It’s all about me. Today was my 50th birthday, and other than the rain, it was a good day. I stumbled upon a cabin right at noon and stopped for lunch but it was full of hikers who made me a breakfast scramble “cake” complete with a candle to blow out. And like a fool, I left afterwards to finish hiking in the rain.
It didn’t rain overnight and was quite chilly, but I wore another layer to bed and was warm as toast. I woke up at 5:30 and started up the music as I slipped my clothes into the sleeping bag with me to preheat them. Big, were they cold. It took at least ten minutes just to warm myself back up, much less the clothes. I finally dressed, and the preheat worked as I was not chilled at all.
I added my down layer and went back South on the trail to get water. The spring was flowing pretty slowly, and I was collecting water it started to rain. Great. I ran back to the campsite to make sure nothing was getting wet and took my down jacket off and tried to sponge it off. I got packed up quickly and headed out.
I guess today was not the best day to put on dry socks. I tried to avoid every.piece of vegetation possible, but in under 15 minutes my socks were wet. Oh well, I still have one last dry pair for hiking that I can save for later. It rained on and off all morning. It even snowed for about five minutes.
When I stopped for a snack break I checked the trail ahead and noticed that there was a cabin that I would hit about noon. That would be a great opportunity to cook a hot lunch and save a cold one for a rainy day. Well, a rainy day without a cabin.
I hit the cabin just before noon and it was full of people, so I set my gear out in the porch and hung a few things in nails to dry. Two people left shortly after I arrived so there was more room to scope the place out. They had a wood stove going full bore, there were three cots, and an upstairs loft for sleeping. I hung yesterday’s wet socks above the stove to dry.
There were two hikers there who were taking a week off to do trail magic for other hikers, a girlfriend of one of them, and two other hikers who had been there for five days. Yes, I said five days. I don’t know who the other two who left were.
I began cooking some black beans and rice just as the two running the show began cooking something. They had bacon cooking, potatoes cooking over the wood stove, then started making cornmeal flapjacks and gravy. I had finished my lunch and was packing up to leave at 1:30 when one of them urged me to stay and eat with them. It looked good and how could I refuse?
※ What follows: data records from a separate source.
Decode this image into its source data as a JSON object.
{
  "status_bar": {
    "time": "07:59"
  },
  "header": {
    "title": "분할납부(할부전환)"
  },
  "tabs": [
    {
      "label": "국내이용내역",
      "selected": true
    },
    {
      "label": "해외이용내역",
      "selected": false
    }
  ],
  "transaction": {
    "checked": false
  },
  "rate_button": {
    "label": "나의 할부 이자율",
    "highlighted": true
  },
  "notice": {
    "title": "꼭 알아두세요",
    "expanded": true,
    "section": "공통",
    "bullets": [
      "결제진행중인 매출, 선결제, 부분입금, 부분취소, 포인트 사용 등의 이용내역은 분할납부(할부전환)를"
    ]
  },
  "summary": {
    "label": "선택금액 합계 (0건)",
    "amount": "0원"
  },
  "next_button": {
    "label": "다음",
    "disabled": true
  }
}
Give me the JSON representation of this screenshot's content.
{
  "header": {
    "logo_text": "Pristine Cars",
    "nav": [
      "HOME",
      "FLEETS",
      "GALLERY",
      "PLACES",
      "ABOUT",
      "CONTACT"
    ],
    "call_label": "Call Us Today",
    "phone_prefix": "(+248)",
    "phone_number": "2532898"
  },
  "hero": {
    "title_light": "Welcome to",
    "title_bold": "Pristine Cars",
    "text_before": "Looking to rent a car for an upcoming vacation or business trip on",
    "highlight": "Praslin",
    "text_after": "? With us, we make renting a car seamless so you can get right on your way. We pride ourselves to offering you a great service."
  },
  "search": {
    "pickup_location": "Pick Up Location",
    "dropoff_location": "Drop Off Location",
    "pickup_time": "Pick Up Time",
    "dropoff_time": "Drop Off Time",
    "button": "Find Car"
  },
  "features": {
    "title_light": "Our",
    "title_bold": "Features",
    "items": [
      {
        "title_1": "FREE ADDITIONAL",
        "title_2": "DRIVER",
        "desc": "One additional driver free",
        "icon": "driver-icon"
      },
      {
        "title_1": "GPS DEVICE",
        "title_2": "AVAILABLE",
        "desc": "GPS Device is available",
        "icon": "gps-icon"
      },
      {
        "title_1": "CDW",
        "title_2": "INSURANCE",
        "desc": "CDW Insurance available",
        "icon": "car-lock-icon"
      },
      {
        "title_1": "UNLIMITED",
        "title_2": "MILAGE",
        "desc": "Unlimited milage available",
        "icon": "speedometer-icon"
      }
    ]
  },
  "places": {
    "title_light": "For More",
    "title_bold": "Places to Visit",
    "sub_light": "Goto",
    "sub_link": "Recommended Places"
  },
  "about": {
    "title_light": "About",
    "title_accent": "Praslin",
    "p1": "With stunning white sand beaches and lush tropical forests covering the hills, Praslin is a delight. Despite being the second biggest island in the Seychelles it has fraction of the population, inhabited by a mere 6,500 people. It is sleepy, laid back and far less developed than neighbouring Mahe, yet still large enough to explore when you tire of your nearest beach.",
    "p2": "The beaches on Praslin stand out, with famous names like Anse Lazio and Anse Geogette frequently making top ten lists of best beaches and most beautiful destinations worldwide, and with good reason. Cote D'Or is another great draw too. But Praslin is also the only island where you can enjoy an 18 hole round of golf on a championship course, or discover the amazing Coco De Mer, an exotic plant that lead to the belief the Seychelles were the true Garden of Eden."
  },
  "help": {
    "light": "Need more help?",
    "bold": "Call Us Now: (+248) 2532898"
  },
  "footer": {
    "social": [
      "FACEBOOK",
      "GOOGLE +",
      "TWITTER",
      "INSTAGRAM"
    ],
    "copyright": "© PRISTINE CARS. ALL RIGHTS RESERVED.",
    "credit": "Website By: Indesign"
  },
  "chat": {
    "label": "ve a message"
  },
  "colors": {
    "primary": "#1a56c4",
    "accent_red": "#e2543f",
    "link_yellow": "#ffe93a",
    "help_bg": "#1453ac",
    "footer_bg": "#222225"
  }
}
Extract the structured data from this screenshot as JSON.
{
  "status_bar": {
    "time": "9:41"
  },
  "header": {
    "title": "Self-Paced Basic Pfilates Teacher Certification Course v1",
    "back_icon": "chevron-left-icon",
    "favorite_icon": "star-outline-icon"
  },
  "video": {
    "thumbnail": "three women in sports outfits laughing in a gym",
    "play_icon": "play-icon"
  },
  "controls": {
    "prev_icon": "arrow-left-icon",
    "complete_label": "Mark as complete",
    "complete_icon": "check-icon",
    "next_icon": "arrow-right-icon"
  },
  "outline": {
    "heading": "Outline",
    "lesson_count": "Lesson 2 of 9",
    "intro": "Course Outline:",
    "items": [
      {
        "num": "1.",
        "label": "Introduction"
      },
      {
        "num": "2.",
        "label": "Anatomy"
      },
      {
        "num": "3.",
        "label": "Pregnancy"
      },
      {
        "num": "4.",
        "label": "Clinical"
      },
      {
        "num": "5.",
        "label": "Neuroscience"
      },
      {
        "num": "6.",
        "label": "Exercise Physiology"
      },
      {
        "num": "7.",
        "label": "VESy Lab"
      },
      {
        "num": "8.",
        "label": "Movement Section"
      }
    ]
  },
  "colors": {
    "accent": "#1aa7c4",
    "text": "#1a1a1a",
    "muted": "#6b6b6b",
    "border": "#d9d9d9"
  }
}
They cooked and cooked and at 2:30 it was finally ready. Somehow they had found out it was my birthday so they out a tea candle on it and sang happy birthday. It was quite nice. And it tasted great. Two of the other hikers had also had birthdays on the trail. When you think about it, the normal time to hike the PCT is six months, so on average half of the hikers will have a birthday on the trail.
I asked them for one of their ginger ales to lack out for the evening and offered to contribute to the food fund, but they would not take my.money. happy birthday to me, indeed. I packed up again and finally headed out at 3 PM. Alot later than I wanted, but the delay was worth it.
Once out in the cold rain, it was evident how warm and inviting the cabin was. It would have been so easy to spend the evening there and drink whiskey all night long. But that’s not my style and with Canada so close I don’t want to waste too much time. Rain is inevitable in hiking and hiding from it just makes the whole trip drag on. It’s not fun, but there are far worse things. Things like wildfires.
Later in the afternoon the rain let up and I could see a few mountains and even saw a rainbow. The sun peeked out at splotches around the mountains, but never shone on me. I picked out a campsite on the map that I should be able to hit just after dark, so a little night hiking could make up some of the most time in the cabin. I was getting hot spots on both heels, so I thought I should stop and change into the socks I dried at the cabin. Sure enough, blisters were forming on both heels. Three days of hiking in wet shoes will do that. I was wishing now that I had taken my shoes off at the cabin and let both pairs of socks and feet dry. I won’t make that mistake again. I put bandaids on and changed socks and set off again. It was less than five minutes before these socks were wet again, but they were slightly drier than the pair I just took off.
When I got to the campsite about twenty or thirty minutes after dark, there was already someone camping there. No worries, I had plenty of energy and a hammock, so I would find one further on. It took about thirty.minutes to find the ideal site with just the right size trees far enough apart and no vegetation underneath them.
I set up the hammock,.cooked dinner of parmesian noodles, drank my ginger ale, and rolled into bed. It’s 33 miles to the next resupply point that has one hotel, a few restaurants and a brewery. I won’t make it tommorow, but I should be able to roll in early enough Wednesday to get all my chores done quickly enough to have time to hit the brewery. Mmm, beer.